# EXERCISE INSTRUCTIONS:
Find the line that contains "Parse this screenshot: output" in the entries below. Output it and each later line exactly, and nothing else.

--- DATA PROVIDED Enclosed Below ---

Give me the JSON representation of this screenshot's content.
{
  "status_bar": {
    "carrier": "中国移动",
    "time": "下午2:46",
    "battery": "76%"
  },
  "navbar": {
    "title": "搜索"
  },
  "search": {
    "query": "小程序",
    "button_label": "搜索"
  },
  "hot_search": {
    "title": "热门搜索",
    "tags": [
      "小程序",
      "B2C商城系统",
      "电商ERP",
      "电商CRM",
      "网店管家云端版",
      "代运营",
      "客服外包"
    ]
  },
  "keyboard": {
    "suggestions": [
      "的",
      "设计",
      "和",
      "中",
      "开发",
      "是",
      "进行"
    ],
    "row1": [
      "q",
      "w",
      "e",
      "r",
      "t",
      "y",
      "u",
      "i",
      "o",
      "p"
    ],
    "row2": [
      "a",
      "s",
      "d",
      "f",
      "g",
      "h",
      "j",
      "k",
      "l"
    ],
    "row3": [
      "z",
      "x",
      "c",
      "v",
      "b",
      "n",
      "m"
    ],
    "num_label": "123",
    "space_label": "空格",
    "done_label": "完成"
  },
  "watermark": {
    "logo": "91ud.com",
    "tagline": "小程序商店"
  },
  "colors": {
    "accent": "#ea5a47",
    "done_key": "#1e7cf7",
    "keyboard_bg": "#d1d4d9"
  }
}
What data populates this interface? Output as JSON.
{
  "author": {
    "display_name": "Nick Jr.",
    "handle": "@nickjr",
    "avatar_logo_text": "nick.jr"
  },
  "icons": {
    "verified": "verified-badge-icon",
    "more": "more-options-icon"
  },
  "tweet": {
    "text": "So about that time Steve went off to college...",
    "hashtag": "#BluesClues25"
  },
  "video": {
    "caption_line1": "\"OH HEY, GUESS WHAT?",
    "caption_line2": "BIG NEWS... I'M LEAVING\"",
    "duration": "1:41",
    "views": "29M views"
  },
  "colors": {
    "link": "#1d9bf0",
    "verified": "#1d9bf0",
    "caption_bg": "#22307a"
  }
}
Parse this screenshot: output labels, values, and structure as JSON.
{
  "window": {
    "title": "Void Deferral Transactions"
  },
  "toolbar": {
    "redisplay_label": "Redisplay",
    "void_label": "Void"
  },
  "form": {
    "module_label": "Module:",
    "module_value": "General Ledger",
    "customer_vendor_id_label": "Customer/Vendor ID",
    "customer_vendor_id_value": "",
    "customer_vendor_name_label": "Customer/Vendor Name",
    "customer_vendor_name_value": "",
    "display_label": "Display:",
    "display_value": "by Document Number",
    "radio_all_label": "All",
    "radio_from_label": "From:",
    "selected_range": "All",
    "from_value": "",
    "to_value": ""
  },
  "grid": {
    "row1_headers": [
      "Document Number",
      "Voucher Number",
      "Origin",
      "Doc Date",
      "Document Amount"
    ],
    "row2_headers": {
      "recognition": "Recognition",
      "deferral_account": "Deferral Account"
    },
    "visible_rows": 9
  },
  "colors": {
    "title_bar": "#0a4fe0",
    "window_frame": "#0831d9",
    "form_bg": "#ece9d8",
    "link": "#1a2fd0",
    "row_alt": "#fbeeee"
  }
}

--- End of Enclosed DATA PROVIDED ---

# TASK OUTPUT:
Parse this screenshot: output labels, values, and structure as JSON.
{
  "window": {
    "title": "Void Deferral Transactions"
  },
  "toolbar": {
    "redisplay_label": "Redisplay",
    "void_label": "Void"
  },
  "form": {
    "module_label": "Module:",
    "module_value": "General Ledger",
    "customer_vendor_id_label": "Customer/Vendor ID",
    "customer_vendor_id_value": "",
    "customer_vendor_name_label": "Customer/Vendor Name",
    "customer_vendor_name_value": "",
    "display_label": "Display:",
    "display_value": "by Document Number",
    "radio_all_label": "All",
    "radio_from_label": "From:",
    "selected_range": "All",
    "from_value": "",
    "to_value": ""
  },
  "grid": {
    "row1_headers": [
      "Document Number",
      "Voucher Number",
      "Origin",
      "Doc Date",
      "Document Amount"
    ],
    "row2_headers": {
      "recognition": "Recognition",
      "deferral_account": "Deferral Account"
    },
    "visible_rows": 9
  },
  "colors": {
    "title_bar": "#0a4fe0",
    "window_frame": "#0831d9",
    "form_bg": "#ece9d8",
    "link": "#1a2fd0",
    "row_alt": "#fbeeee"
  }
}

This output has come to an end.